**PROBLEM STATEMENT:**
Please copy every line below that contains the string "Assembly".

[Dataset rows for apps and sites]

= Beginning of Section =

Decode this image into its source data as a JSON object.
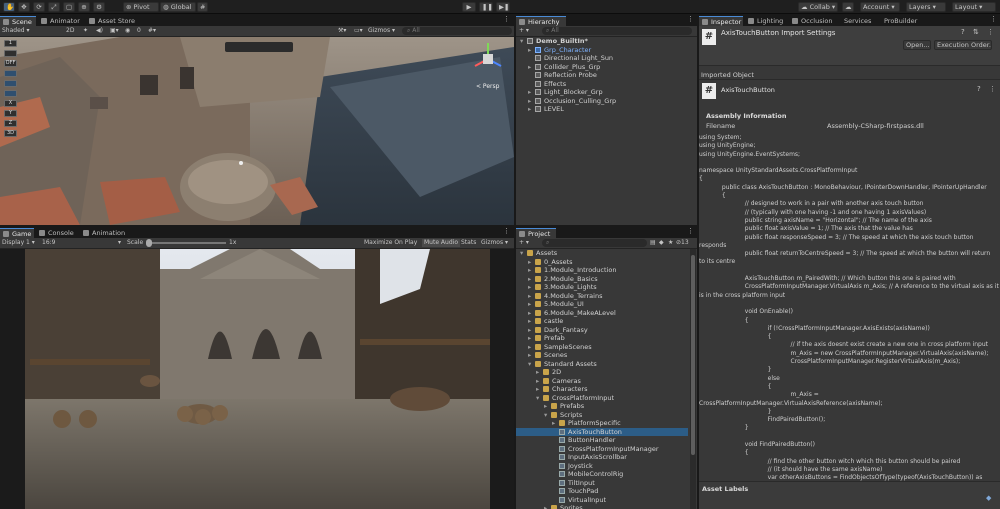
{
  "toolbar": {
    "pivot": "Pivot",
    "global": "Global",
    "collab": "Collab",
    "account": "Account",
    "layers": "Layers",
    "layout": "Layout"
  },
  "scene": {
    "tabs": [
      "Scene",
      "Animator",
      "Asset Store"
    ],
    "shading": "Shaded",
    "mode_2d": "2D",
    "gizmos": "Gizmos",
    "search_placeholder": "All",
    "persp_label": "< Persp",
    "hidden_count": "0",
    "side_tools": [
      "1",
      "",
      "OFF",
      "",
      "",
      "",
      "X",
      "Y",
      "Z",
      "3D"
    ]
  },
  "game": {
    "tabs": [
      "Game",
      "Console",
      "Animation"
    ],
    "display": "Display 1",
    "aspect": "16:9",
    "scale_label": "Scale",
    "scale_value": "1x",
    "maximize": "Maximize On Play",
    "mute": "Mute Audio",
    "stats": "Stats",
    "gizmos": "Gizmos"
  },
  "hierarchy": {
    "tab": "Hierarchy",
    "search_placeholder": "All",
    "items": [
      {
        "label": "Demo_BuiltIn*",
        "depth": 0,
        "type": "scene",
        "expand": "▾"
      },
      {
        "label": "Grp_Character",
        "depth": 1,
        "type": "blue",
        "expand": "▸"
      },
      {
        "label": "Directional Light_Sun",
        "depth": 1,
        "type": "cube",
        "expand": ""
      },
      {
        "label": "Collider_Plus_Grp",
        "depth": 1,
        "type": "cube",
        "expand": "▸"
      },
      {
        "label": "Reflection Probe",
        "depth": 1,
        "type": "cube",
        "expand": ""
      },
      {
        "label": "Effects",
        "depth": 1,
        "type": "cube",
        "expand": ""
      },
      {
        "label": "Light_Blocker_Grp",
        "depth": 1,
        "type": "cube",
        "expand": "▸"
      },
      {
        "label": "Occlusion_Culling_Grp",
        "depth": 1,
        "type": "cube",
        "expand": "▸"
      },
      {
        "label": "LEVEL",
        "depth": 1,
        "type": "cube",
        "expand": "▸"
      }
    ]
  },
  "project": {
    "tab": "Project",
    "hidden_count": "13",
    "items": [
      {
        "label": "Assets",
        "depth": 0,
        "type": "folder",
        "expand": "▾"
      },
      {
        "label": "0_Assets",
        "depth": 1,
        "type": "folder",
        "expand": "▸"
      },
      {
        "label": "1.Module_Introduction",
        "depth": 1,
        "type": "folder",
        "expand": "▸"
      },
      {
        "label": "2.Module_Basics",
        "depth": 1,
        "type": "folder",
        "expand": "▸"
      },
      {
        "label": "3.Module_Lights",
        "depth": 1,
        "type": "folder",
        "expand": "▸"
      },
      {
        "label": "4.Module_Terrains",
        "depth": 1,
        "type": "folder",
        "expand": "▸"
      },
      {
        "label": "5.Module_UI",
        "depth": 1,
        "type": "folder",
        "expand": "▸"
      },
      {
        "label": "6.Module_MakeALevel",
        "depth": 1,
        "type": "folder",
        "expand": "▸"
      },
      {
        "label": "castle",
        "depth": 1,
        "type": "folder",
        "expand": "▸"
      },
      {
        "label": "Dark_Fantasy",
        "depth": 1,
        "type": "folder",
        "expand": "▸"
      },
      {
        "label": "Prefab",
        "depth": 1,
        "type": "folder",
        "expand": "▸"
      },
      {
        "label": "SampleScenes",
        "depth": 1,
        "type": "folder",
        "expand": "▸"
      },
      {
        "label": "Scenes",
        "depth": 1,
        "type": "folder",
        "expand": "▸"
      },
      {
        "label": "Standard Assets",
        "depth": 1,
        "type": "folder",
        "expand": "▾"
      },
      {
        "label": "2D",
        "depth": 2,
        "type": "folder",
        "expand": "▸"
      },
      {
        "label": "Cameras",
        "depth": 2,
        "type": "folder",
        "expand": "▸"
      },
      {
        "label": "Characters",
        "depth": 2,
        "type": "folder",
        "expand": "▸"
      },
      {
        "label": "CrossPlatformInput",
        "depth": 2,
        "type": "folder",
        "expand": "▾"
      },
      {
        "label": "Prefabs",
        "depth": 3,
        "type": "folder",
        "expand": "▸"
      },
      {
        "label": "Scripts",
        "depth": 3,
        "type": "folder",
        "expand": "▾"
      },
      {
        "label": "PlatformSpecific",
        "depth": 4,
        "type": "folder",
        "expand": "▸"
      },
      {
        "label": "AxisTouchButton",
        "depth": 4,
        "type": "script",
        "expand": "",
        "selected": true
      },
      {
        "label": "ButtonHandler",
        "depth": 4,
        "type": "script",
        "expand": ""
      },
      {
        "label": "CrossPlatformInputManager",
        "depth": 4,
        "type": "script",
        "expand": ""
      },
      {
        "label": "InputAxisScrollbar",
        "depth": 4,
        "type": "script",
        "expand": ""
      },
      {
        "label": "Joystick",
        "depth": 4,
        "type": "script",
        "expand": ""
      },
      {
        "label": "MobileControlRig",
        "depth": 4,
        "type": "script",
        "expand": ""
      },
      {
        "label": "TiltInput",
        "depth": 4,
        "type": "script",
        "expand": ""
      },
      {
        "label": "TouchPad",
        "depth": 4,
        "type": "script",
        "expand": ""
      },
      {
        "label": "VirtualInput",
        "depth": 4,
        "type": "script",
        "expand": ""
      },
      {
        "label": "Sprites",
        "depth": 3,
        "type": "folder",
        "expand": "▸"
      }
    ]
  },
  "inspector": {
    "tabs": [
      "Inspector",
      "Lighting",
      "Occlusion",
      "Services",
      "ProBuilder"
    ],
    "title": "AxisTouchButton Import Settings",
    "open_button": "Open...",
    "exec_order_button": "Execution Order...",
    "imported_object": "Imported Object",
    "object_name": "AxisTouchButton",
    "assembly_heading": "Assembly Information",
    "filename_label": "Filename",
    "filename_value": "Assembly-CSharp-firstpass.dll",
    "code": "using System;\nusing UnityEngine;\nusing UnityEngine.EventSystems;\n\nnamespace UnityStandardAssets.CrossPlatformInput\n{\n            public class AxisTouchButton : MonoBehaviour, IPointerDownHandler, IPointerUpHandler\n            {\n                        // designed to work in a pair with another axis touch button\n                        // (typically with one having -1 and one having 1 axisValues)\n                        public string axisName = \"Horizontal\"; // The name of the axis\n                        public float axisValue = 1; // The axis that the value has\n                        public float responseSpeed = 3; // The speed at which the axis touch button\nresponds\n                        public float returnToCentreSpeed = 3; // The speed at which the button will return\nto its centre\n\n                        AxisTouchButton m_PairedWith; // Which button this one is paired with\n                        CrossPlatformInputManager.VirtualAxis m_Axis; // A reference to the virtual axis as it\nis in the cross platform input\n\n                        void OnEnable()\n                        {\n                                    if (!CrossPlatformInputManager.AxisExists(axisName))\n                                    {\n                                                // if the axis doesnt exist create a new one in cross platform input\n                                                m_Axis = new CrossPlatformInputManager.VirtualAxis(axisName);\n                                                CrossPlatformInputManager.RegisterVirtualAxis(m_Axis);\n                                    }\n                                    else\n                                    {\n                                                m_Axis =\nCrossPlatformInputManager.VirtualAxisReference(axisName);\n                                    }\n                                    FindPairedButton();\n                        }\n\n                        void FindPairedButton()\n                        {\n                                    // find the other button witch which this button should be paired\n                                    // (it should have the same axisName)\n                                    var otherAxisButtons = FindObjectsOfType(typeof(AxisTouchButton)) as\nAxisTouchButton[];",
    "asset_labels": "Asset Labels"
  }
}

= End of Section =

**ANSWER SECTION:**
    "assembly_heading": "Assembly Information",
    "filename_value": "Assembly-CSharp-firstpass.dll",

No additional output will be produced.